In addition to providing monetary assistance for food purchases, SNAP also offers nutrition education and work programs to help recipients improve their overall health and well-being.
Roll over policy for food stamps
Food stamps, or the Supplemental Nutrition Assistance Program (SNAP), is a government program that assists low-income individuals and families in purchasing food. One of the most common questions asked about SNAP is whether or not benefits roll over from month to month.
- Typically, SNAP benefits do not roll over from month to month.
- Any unused benefits at the end of the month will expire and be reset when new benefits are issued for the following month.
- It is important for recipients to use all of their benefits before they expire to make the most of the assistance.
There are a few exceptions to the SNAP roll over policy:
- If a recipient’s benefit amount was less than the maximum benefit for the month, the unused portion may roll over to the following month.
- If a recipient has been overcharged or experiences a delay in benefits, they may be able to receive a replacement for the unused benefits from the previous month.
- Some states have pilot programs or waivers that allow for benefits to roll over from month to month, but this is not the norm.
It is important to note that SNAP benefits are intended to provide assistance with purchasing food on a monthly basis. Recipients should plan their purchases accordingly and utilize all of their benefits before they expire.
|State||Roll over policy|
|Texas||Benefits roll over for one additional month|
|Illinois||Pilot program allows benefits to roll over for up to six months|
|New York||Pilot program allows benefits to roll over for up to two months|
While some states have waivers or pilot programs in place that allow for benefits to roll over, it is important for recipients to understand the policy in their specific state to avoid losing any assistance. Maintaining awareness of this policy can help individuals and families make the most of their SNAP benefits and achieve greater food security.
Do Food Stamps Roll Over? FAQs
1. Do unused food stamps roll over to the next month?

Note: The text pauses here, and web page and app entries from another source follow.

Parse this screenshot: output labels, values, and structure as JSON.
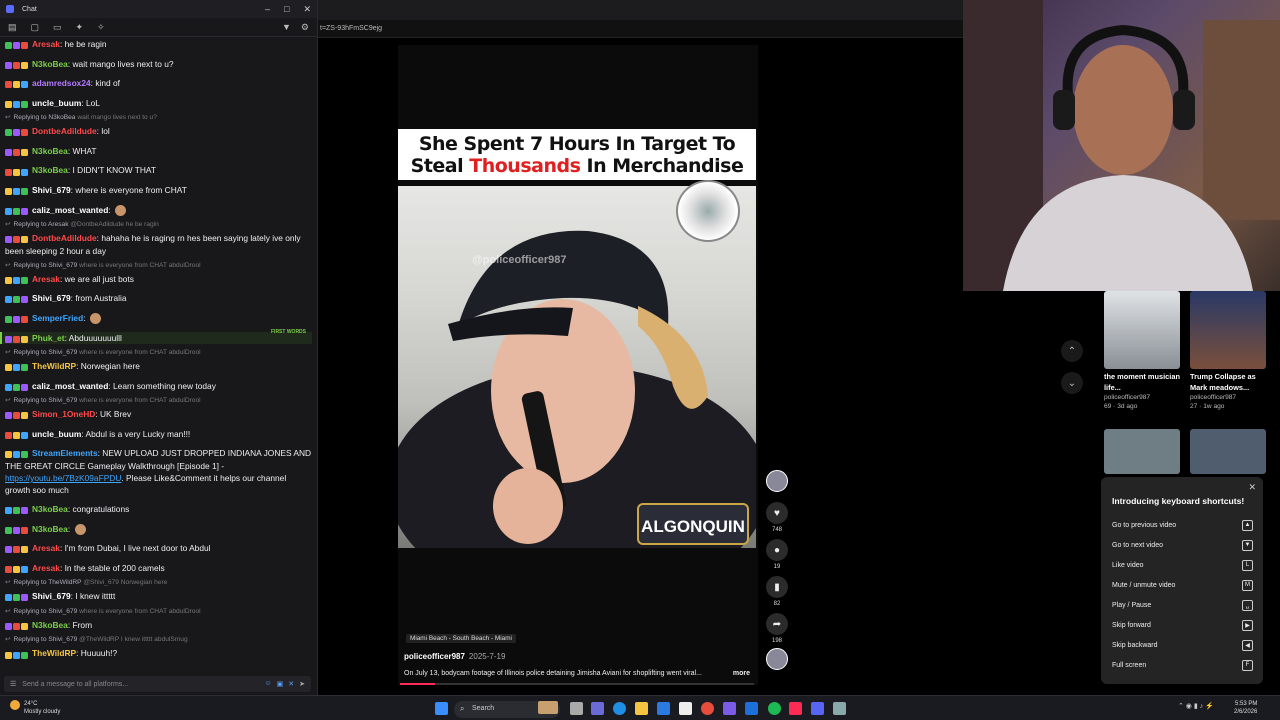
{
  "chat": {
    "window_title": "Chat",
    "input_placeholder": "Send a message to all platforms...",
    "messages": [
      {
        "user": "Aresak",
        "color": "#ff4a4a",
        "text": "he be ragin"
      },
      {
        "user": "N3koBea",
        "color": "#7bcf48",
        "text": "wait mango lives next to u?"
      },
      {
        "user": "adamredsox24",
        "color": "#b47aff",
        "text": "kind of"
      },
      {
        "user": "uncle_buum",
        "color": "#ffffff",
        "text": "LoL"
      },
      {
        "reply": "Replying to N3koBea",
        "reply_text": "wait mango lives next to u?"
      },
      {
        "user": "DontbeAdildude",
        "color": "#ff4a4a",
        "text": "lol"
      },
      {
        "user": "N3koBea",
        "color": "#7bcf48",
        "text": "WHAT"
      },
      {
        "user": "N3koBea",
        "color": "#7bcf48",
        "text": "I DIDN'T KNOW THAT"
      },
      {
        "user": "Shivi_679",
        "color": "#ffffff",
        "text": "where is everyone from CHAT"
      },
      {
        "user": "caliz_most_wanted",
        "color": "#ffffff",
        "text": ""
      },
      {
        "reply": "Replying to Aresak",
        "reply_text": "@DontbeAdildude he be ragin"
      },
      {
        "user": "DontbeAdildude",
        "color": "#ff4a4a",
        "text": "hahaha he is raging rn hes been saying lately ive only been sleeping 2 hour a day"
      },
      {
        "reply": "Replying to Shivi_679",
        "reply_text": "where is everyone from CHAT abdulDrool"
      },
      {
        "user": "Aresak",
        "color": "#ff4a4a",
        "text": "we are all just bots"
      },
      {
        "user": "Shivi_679",
        "color": "#ffffff",
        "text": "from Australia"
      },
      {
        "user": "SemperFried",
        "color": "#3ea6ff",
        "text": ""
      },
      {
        "user": "Phuk_et",
        "color": "#7bcf48",
        "text": "Abduuuuuuulll",
        "first": "FIRST WORDS"
      },
      {
        "reply": "Replying to Shivi_679",
        "reply_text": "where is everyone from CHAT abdulDrool"
      },
      {
        "user": "TheWildRP",
        "color": "#f5c542",
        "text": "Norwegian here"
      },
      {
        "user": "caliz_most_wanted",
        "color": "#ffffff",
        "text": "Learn something new today"
      },
      {
        "reply": "Replying to Shivi_679",
        "reply_text": "where is everyone from CHAT abdulDrool"
      },
      {
        "user": "Simon_1OneHD",
        "color": "#ff4a4a",
        "text": "UK Brev"
      },
      {
        "user": "uncle_buum",
        "color": "#ffffff",
        "text": "Abdul is a very Lucky man!!!"
      },
      {
        "user": "StreamElements",
        "color": "#3ea6ff",
        "text": "NEW UPLOAD JUST DROPPED INDIANA JONES AND THE GREAT CIRCLE Gameplay Walkthrough [Episode 1] -",
        "link": "https://youtu.be/7BzK09aFPDU",
        "after": ". Please Like&Comment it helps our channel growth soo much"
      },
      {
        "user": "N3koBea",
        "color": "#7bcf48",
        "text": "congratulations"
      },
      {
        "user": "N3koBea",
        "color": "#7bcf48",
        "text": ""
      },
      {
        "user": "Aresak",
        "color": "#ff4a4a",
        "text": "I'm from Dubai, I live next door to Abdul"
      },
      {
        "user": "Aresak",
        "color": "#ff4a4a",
        "text": "In the stable of 200 camels"
      },
      {
        "reply": "Replying to TheWildRP",
        "reply_text": "@Shivi_679 Norwegian here"
      },
      {
        "user": "Shivi_679",
        "color": "#ffffff",
        "text": "I knew ittttt"
      },
      {
        "reply": "Replying to Shivi_679",
        "reply_text": "where is everyone from CHAT abdulDrool"
      },
      {
        "user": "N3koBea",
        "color": "#7bcf48",
        "text": "From"
      },
      {
        "reply": "Replying to Shivi_679",
        "reply_text": "@TheWildRP I knew ittttt abdulSmug"
      },
      {
        "user": "TheWildRP",
        "color": "#f5c542",
        "text": "Huuuuh!?"
      }
    ]
  },
  "browser": {
    "url_fragment": "t=ZS-93hFmSC9ejg"
  },
  "video": {
    "headline_1": "She Spent 7 Hours In Target To",
    "headline_2a": "Steal ",
    "headline_2b": "Thousands",
    "headline_2c": " In Merchandise",
    "watermark": "@policeofficer987",
    "location": "Miami Beach - South Beach - Miami",
    "author": "policeofficer987",
    "date": "2025-7-19",
    "caption": "On July 13, bodycam footage of Illinois police detaining Jimisha Aviani for shoplifting went viral...",
    "more": "more",
    "likes": "748",
    "comments": "19",
    "saves": "82",
    "shares": "198",
    "progress": 0.1
  },
  "recommendations": [
    {
      "title": "the moment musician life...",
      "author": "policeofficer987",
      "meta": "69 · 3d ago"
    },
    {
      "title": "Trump Collapse as Mark meadows...",
      "author": "policeofficer987",
      "meta": "27 · 1w ago"
    }
  ],
  "shortcuts": {
    "title": "Introducing keyboard shortcuts!",
    "items": [
      {
        "label": "Go to previous video",
        "key": "▲"
      },
      {
        "label": "Go to next video",
        "key": "▼"
      },
      {
        "label": "Like video",
        "key": "L"
      },
      {
        "label": "Mute / unmute video",
        "key": "M"
      },
      {
        "label": "Play / Pause",
        "key": "␣"
      },
      {
        "label": "Skip forward",
        "key": "▶"
      },
      {
        "label": "Skip backward",
        "key": "◀"
      },
      {
        "label": "Full screen",
        "key": "F"
      }
    ]
  },
  "taskbar": {
    "temp": "24°C",
    "weather": "Mostly cloudy",
    "search": "Search",
    "time": "5:53 PM",
    "date": "2/6/2026"
  }
}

No, unused food stamps do not roll over to the next month. Any benefits that are not used within the month will expire and cannot be used later.
2. Will my food stamp balance accumulate over time?
No, your food stamp balance will not accumulate over time. The benefits for each month are separate and cannot be added onto previous months’ balances.
3. Can I transfer my food stamp benefits to someone else?
No, you cannot transfer your food stamp benefits to someone else. The benefits are strictly for your household’s use and cannot be given or sold to another person.
4. What happens if I don’t use all my food stamp benefits in a month?
If you don’t use all your food stamp benefits in a month, they will expire and cannot be used later. It’s important to budget and plan your purchases accordingly to make the most of your benefits.
5. What if I accidentally lose my EBT card with food stamp benefits on it?
If you lose your EBT card with food stamp benefits on it, you should report it immediately to your state’s EBT customer service. They will deactivate your old card and issue a new one with your remaining benefits.
6. Can I use my food stamp benefits to buy non-food items like soap or shampoo?
No, you cannot use your food stamp benefits to buy non-food items like soap or shampoo. The benefits are strictly for purchasing food items.
7. What happens if there is a government shutdown or funding cut to food stamp programs?
If there is a government shutdown or funding cut to food stamp programs, it may impact the availability of benefits or cause delays in receiving them. However, it’s important to contact your state’s EBT customer service for the most up-to-date information on any potential impacts.
Thanks for taking the time to learn about whether or not food stamps roll over. Remember, unused benefits do not roll over to the next month, and benefits cannot be accumulated over time. It’s important to plan and budget accordingly to make the most of your benefits. If you have any further questions or concerns, please don’t hesitate to contact your state’s EBT customer service. Thanks for reading, and please visit us again for more helpful articles in the future.